INFLATION could begin to rise again next year despite a dip in the cost of living last month, economists warned today.
Smaller rises for utility bills and clothing prices compared with last year helped the consumer price index (CPI) rate of inflation edge down to 2.5 per cent in August from 2.6 per cent in July, the Office for National Statistics (ONS) said.
But the rising cost of fuel at the pumps maintained upward pressure on inflation in August and will add to fears that the rate will not fall as rapidly as the Bank of England hopes, tightening the squeeze on households.
Economists also warned droughts in the United States are likely to mean higher food prices while more energy price hikes are in the pipeline this autumn.
Higher university tuition fees will also add to inflation next month.
Victoria Clarke, economist at Investec, said inflation could rise back up towards 3 per cent by the middle of next year.

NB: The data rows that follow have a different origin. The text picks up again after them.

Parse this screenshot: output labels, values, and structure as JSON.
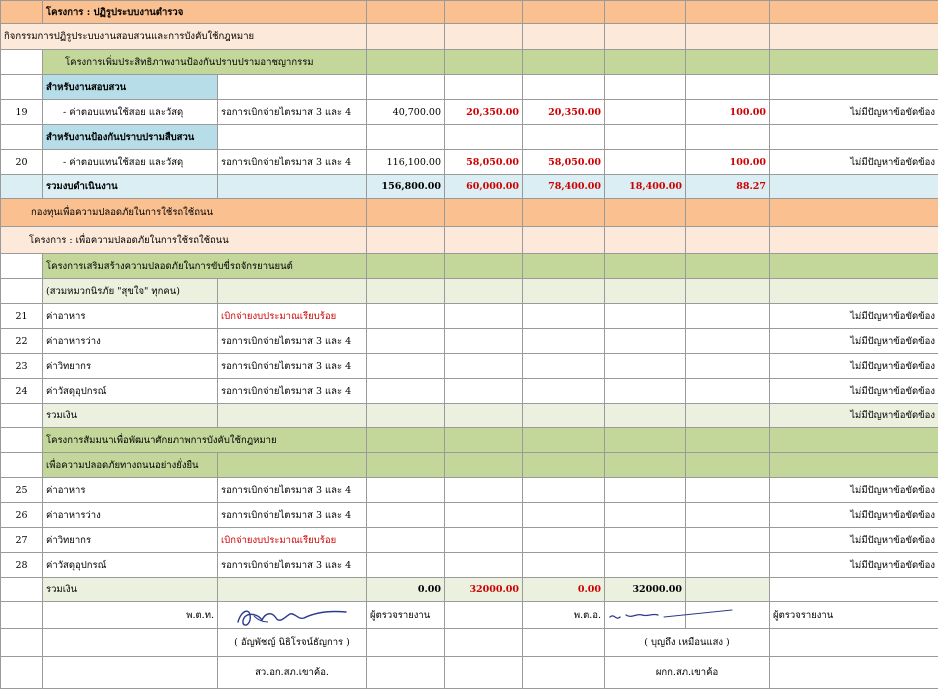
{
  "project_header": "โครงการ : ปฏิรูประบบงานตำรวจ",
  "activity_reform": "กิจกรรมการปฏิรูประบบงานสอบสวนและการบังคับใช้กฎหมาย",
  "project_efficiency": "โครงการเพิ่มประสิทธิภาพงานป้องกันปราบปรามอาชญากรรม",
  "section_investigation": "สำหรับงานสอบสวน",
  "section_prevention": "สำหรับงานป้องกันปราบปรามสืบสวน",
  "rows_part1": [
    {
      "no": "19",
      "item": " - ค่าตอบแทนใช้สอย และวัสดุ",
      "status": "รอการเบิกจ่ายไตรมาส 3 และ 4",
      "budget": "40,700.00",
      "allocated": "20,350.00",
      "spent": "20,350.00",
      "remaining": "",
      "percent": "100.00",
      "problem": "ไม่มีปัญหาข้อขัดข้อง"
    },
    {
      "no": "20",
      "item": " - ค่าตอบแทนใช้สอย และวัสดุ",
      "status": "รอการเบิกจ่ายไตรมาส 3 และ 4",
      "budget": "116,100.00",
      "allocated": "58,050.00",
      "spent": "58,050.00",
      "remaining": "",
      "percent": "100.00",
      "problem": "ไม่มีปัญหาข้อขัดข้อง"
    }
  ],
  "total_operations": {
    "label": "รวมงบดำเนินงาน",
    "budget": "156,800.00",
    "allocated": "60,000.00",
    "spent": "78,400.00",
    "remaining": "18,400.00",
    "percent": "88.27"
  },
  "fund_safety": "กองทุนเพื่อความปลอดภัยในการใช้รถใช้ถนน",
  "project_safety": "โครงการ : เพื่อความปลอดภัยในการใช้รถใช้ถนน",
  "project_motorcycle": "โครงการเสริมสร้างความปลอดภัยในการขับขี่รถจักรยานยนต์",
  "campaign": "(สวมหมวกนิรภัย \"สุขใจ\" ทุกคน)",
  "rows_part2": [
    {
      "no": "21",
      "item": "ค่าอาหาร",
      "status": "เบิกจ่ายงบประมาณเรียบร้อย",
      "status_red": true,
      "problem": "ไม่มีปัญหาข้อขัดข้อง"
    },
    {
      "no": "22",
      "item": "ค่าอาหารว่าง",
      "status": "รอการเบิกจ่ายไตรมาส 3 และ 4",
      "status_red": false,
      "problem": "ไม่มีปัญหาข้อขัดข้อง"
    },
    {
      "no": "23",
      "item": "ค่าวิทยากร",
      "status": "รอการเบิกจ่ายไตรมาส 3 และ 4",
      "status_red": false,
      "problem": "ไม่มีปัญหาข้อขัดข้อง"
    },
    {
      "no": "24",
      "item": "ค่าวัสดุอุปกรณ์",
      "status": "รอการเบิกจ่ายไตรมาส 3 และ 4",
      "status_red": false,
      "problem": "ไม่มีปัญหาข้อขัดข้อง"
    }
  ],
  "subtotal1": {
    "label": "รวมเงิน",
    "problem": "ไม่มีปัญหาข้อขัดข้อง"
  },
  "project_seminar": "โครงการสัมมนาเพื่อพัฒนาศักยภาพการบังคับใช้กฎหมาย",
  "project_sustainable": "เพื่อความปลอดภัยทางถนนอย่างยั่งยืน",
  "rows_part3": [
    {
      "no": "25",
      "item": "ค่าอาหาร",
      "status": "รอการเบิกจ่ายไตรมาส 3 และ 4",
      "status_red": false,
      "problem": "ไม่มีปัญหาข้อขัดข้อง"
    },
    {
      "no": "26",
      "item": "ค่าอาหารว่าง",
      "status": "รอการเบิกจ่ายไตรมาส 3 และ 4",
      "status_red": false,
      "problem": "ไม่มีปัญหาข้อขัดข้อง"
    },
    {
      "no": "27",
      "item": "ค่าวิทยากร",
      "status": "เบิกจ่ายงบประมาณเรียบร้อย",
      "status_red": true,
      "problem": "ไม่มีปัญหาข้อขัดข้อง"
    },
    {
      "no": "28",
      "item": "ค่าวัสดุอุปกรณ์",
      "status": "รอการเบิกจ่ายไตรมาส 3 และ 4",
      "status_red": false,
      "problem": "ไม่มีปัญหาข้อขัดข้อง"
    }
  ],
  "subtotal2": {
    "label": "รวมเงิน",
    "budget": "0.00",
    "allocated": "32000.00",
    "spent": "0.00",
    "remaining": "32000.00"
  },
  "signatures": {
    "left_rank": "พ.ต.ท.",
    "left_name": "( อัญพัชญ์  นิธิโรจน์ธัญการ )",
    "left_position": "สว.อก.สภ.เขาค้อ.",
    "left_role": "ผู้ตรวจรายงาน",
    "right_rank": "พ.ต.อ.",
    "right_name": "( บุญถึง   เหมือนแสง )",
    "right_position": "ผกก.สภ.เขาค้อ",
    "right_role": "ผู้ตรวจรายงาน"
  },
  "colors": {
    "orange": "#fac090",
    "peach": "#fde9d9",
    "green": "#c4d79b",
    "blue": "#b7dee8",
    "light_blue": "#daeef3",
    "light_green": "#ebf1de",
    "red_text": "#d00000"
  }
}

She said: ''From here we do expect inflation to moderate a touch further.
''However, we should caution that we do expect this trend to turn upwards again soon, with sources of upward pressure emerging over the months ahead including university tuition fees, higher food prices following the recent US droughts and higher pump fuel prices too.''
The figures were published amid reports the Government is considering linking hikes in benefit payments to average pay rather than inflation. September's CPI figure is typically used to determine the following April's rise in the basic state pension.